The power of the personal narrative is strong as evidenced by posts from colleagues such as Shannon Smith and Chris Wjer. Both blogs give open access to feelings of disappointments, broken dreams and the strength to find your own set of beliefs. As educators we must embrace this message, and find our way through a system strewn with standards, competitions, and races that exclude and make judgments, despite all rhetoric and research to disprove this approach.
And we need to value differences and change, and give our students a chance to make their opinions about their world, and what it is they want to do with it, heard.

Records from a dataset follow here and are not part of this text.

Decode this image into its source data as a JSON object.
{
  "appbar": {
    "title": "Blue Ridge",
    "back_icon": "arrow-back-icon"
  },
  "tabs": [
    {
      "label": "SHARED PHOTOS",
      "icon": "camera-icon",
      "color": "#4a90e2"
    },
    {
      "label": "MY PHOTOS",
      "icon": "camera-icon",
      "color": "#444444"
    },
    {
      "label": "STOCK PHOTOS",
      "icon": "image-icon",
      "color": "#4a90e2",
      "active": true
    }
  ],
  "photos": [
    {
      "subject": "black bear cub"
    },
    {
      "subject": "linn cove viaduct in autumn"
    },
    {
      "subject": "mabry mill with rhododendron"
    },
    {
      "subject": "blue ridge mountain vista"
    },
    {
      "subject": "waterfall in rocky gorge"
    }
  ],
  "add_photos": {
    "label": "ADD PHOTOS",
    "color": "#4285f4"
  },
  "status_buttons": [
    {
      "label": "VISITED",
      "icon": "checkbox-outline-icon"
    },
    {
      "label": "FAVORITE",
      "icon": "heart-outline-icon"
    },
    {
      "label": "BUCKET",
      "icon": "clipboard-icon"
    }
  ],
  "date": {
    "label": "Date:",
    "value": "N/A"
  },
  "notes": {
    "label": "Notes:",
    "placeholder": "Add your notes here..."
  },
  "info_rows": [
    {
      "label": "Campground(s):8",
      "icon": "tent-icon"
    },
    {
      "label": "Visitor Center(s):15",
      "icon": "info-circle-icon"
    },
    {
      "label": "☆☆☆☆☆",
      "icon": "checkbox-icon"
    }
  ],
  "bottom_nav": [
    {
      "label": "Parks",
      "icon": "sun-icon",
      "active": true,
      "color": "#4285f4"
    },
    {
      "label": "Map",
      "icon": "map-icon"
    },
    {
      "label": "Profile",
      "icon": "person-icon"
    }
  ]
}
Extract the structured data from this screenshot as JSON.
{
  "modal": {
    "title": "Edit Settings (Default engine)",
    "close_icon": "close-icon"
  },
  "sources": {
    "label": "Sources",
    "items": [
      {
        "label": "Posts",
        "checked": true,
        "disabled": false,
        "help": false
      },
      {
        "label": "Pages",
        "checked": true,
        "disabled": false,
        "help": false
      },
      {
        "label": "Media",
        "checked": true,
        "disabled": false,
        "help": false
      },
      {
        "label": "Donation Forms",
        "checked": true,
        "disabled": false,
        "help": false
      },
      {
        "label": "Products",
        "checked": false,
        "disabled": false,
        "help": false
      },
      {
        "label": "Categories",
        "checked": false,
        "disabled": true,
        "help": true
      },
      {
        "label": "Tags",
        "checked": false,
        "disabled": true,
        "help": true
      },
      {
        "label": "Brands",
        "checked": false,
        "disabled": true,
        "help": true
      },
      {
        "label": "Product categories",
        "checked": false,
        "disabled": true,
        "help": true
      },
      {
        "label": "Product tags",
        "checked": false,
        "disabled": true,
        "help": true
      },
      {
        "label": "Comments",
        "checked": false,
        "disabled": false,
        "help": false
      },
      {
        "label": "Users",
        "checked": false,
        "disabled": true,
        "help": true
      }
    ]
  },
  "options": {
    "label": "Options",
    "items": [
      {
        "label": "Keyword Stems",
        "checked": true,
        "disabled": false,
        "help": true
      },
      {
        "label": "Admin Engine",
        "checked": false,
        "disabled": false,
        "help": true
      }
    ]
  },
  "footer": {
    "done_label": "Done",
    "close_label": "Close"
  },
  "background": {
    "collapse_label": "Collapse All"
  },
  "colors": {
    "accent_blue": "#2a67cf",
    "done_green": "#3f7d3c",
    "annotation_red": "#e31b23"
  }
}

One such student was my son, who breezed through high school with his gaggle of friends, who I called the Lost Boys. There were bright, articulate and totally disengaged for four years. In a French Immersion academic program, he played the game well enough to get admitted to university. (Disclaimer, I filled out his application form). As a teacher, and an academic learner, I assumed all was going according to (MY) plan.
But this was the boy who told me in Kindergarten he wasn’t going to the “grades”. And he literally didn’t. First day Grade 1 was a mess.
Robert knew what he wanted to do, unlike many of his friends. He started working as a carpenter, did the go west young man thing, thankfully came home in one piece (!) and entered an apprentice program. Today he is a licensed carpenter and owns his first fixer-upper in a neighbourhood on the move. He is 23.
What this child has taught me is to see others through their own lens, and do what I can to enable that path, not the one that works for me.
If I can do that for other children, then I will be doing what I love to do.